→ Task statement: Count the lines containing "hummer" in the entries underneath, and state that count without anything else.

→ Given records:
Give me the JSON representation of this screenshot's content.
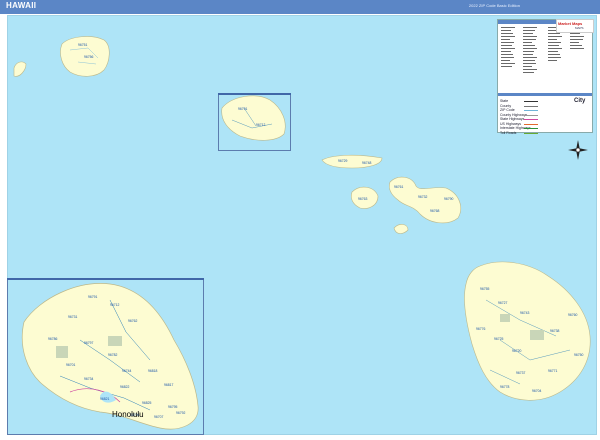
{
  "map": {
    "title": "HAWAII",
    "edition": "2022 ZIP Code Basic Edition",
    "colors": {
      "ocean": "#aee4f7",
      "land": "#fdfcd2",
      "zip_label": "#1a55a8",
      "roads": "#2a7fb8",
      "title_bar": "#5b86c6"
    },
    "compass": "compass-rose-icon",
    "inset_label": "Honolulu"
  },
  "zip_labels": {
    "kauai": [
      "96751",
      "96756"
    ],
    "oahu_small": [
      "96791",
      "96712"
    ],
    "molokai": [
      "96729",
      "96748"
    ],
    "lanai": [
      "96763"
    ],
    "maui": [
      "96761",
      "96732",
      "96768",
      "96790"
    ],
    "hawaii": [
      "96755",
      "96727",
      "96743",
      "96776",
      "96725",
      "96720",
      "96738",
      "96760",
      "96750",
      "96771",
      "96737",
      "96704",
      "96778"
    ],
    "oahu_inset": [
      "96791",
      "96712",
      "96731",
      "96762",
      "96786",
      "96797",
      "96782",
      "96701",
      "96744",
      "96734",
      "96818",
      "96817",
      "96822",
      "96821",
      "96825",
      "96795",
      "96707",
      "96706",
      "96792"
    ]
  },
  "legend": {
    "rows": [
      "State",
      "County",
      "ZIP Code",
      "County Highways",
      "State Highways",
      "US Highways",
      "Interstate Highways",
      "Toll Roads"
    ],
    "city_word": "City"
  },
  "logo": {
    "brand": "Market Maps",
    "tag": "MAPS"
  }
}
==
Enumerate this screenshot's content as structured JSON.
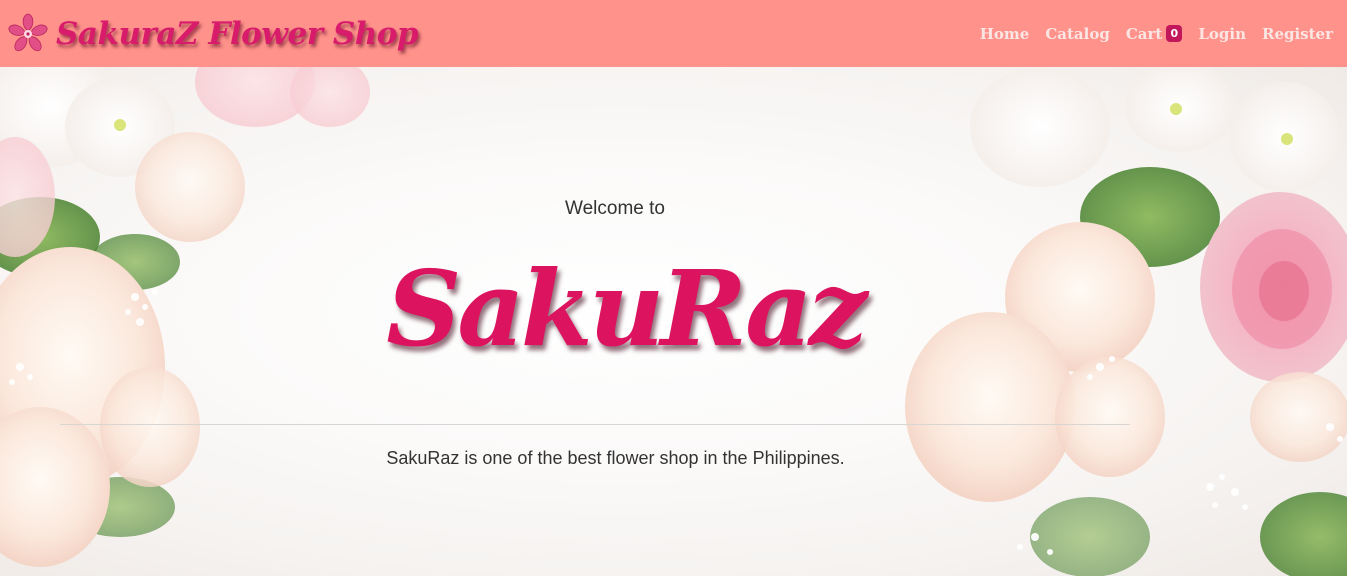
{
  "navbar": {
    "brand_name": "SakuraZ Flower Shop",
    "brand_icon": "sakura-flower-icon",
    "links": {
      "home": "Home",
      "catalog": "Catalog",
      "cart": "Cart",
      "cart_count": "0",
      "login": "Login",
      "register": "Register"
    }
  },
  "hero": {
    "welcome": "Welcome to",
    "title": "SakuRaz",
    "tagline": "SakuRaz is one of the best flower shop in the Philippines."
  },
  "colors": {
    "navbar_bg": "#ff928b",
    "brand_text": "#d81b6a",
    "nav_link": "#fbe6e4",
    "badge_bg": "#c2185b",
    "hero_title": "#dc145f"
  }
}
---
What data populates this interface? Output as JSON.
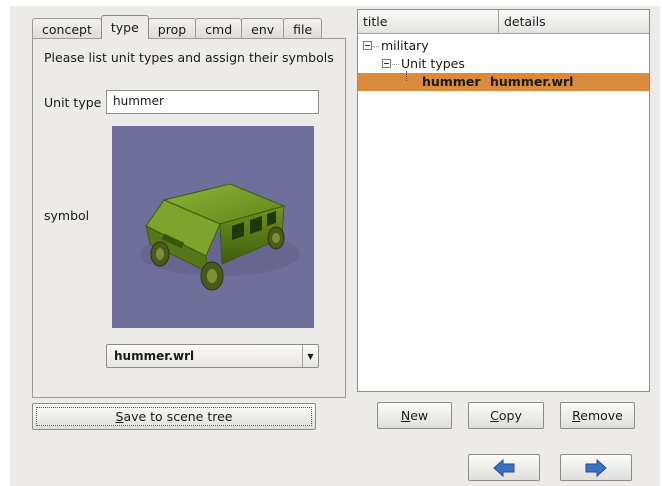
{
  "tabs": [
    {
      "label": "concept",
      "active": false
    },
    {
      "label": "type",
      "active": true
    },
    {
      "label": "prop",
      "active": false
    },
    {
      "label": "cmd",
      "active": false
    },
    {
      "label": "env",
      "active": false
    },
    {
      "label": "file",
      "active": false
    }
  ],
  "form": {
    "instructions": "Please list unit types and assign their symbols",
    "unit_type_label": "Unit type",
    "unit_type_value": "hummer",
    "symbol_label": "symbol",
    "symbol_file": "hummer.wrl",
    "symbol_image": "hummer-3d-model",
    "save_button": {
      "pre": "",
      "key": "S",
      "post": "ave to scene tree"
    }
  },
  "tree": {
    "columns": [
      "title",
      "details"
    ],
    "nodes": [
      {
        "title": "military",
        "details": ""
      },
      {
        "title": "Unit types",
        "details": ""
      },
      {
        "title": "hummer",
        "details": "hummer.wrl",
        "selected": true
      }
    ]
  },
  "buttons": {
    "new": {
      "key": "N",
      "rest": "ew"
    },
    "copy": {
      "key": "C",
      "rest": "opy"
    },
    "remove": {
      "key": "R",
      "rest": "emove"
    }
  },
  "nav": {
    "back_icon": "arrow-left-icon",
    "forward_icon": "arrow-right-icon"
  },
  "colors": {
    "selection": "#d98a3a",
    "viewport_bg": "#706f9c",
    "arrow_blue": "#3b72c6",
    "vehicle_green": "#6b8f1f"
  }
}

→ Task response: 5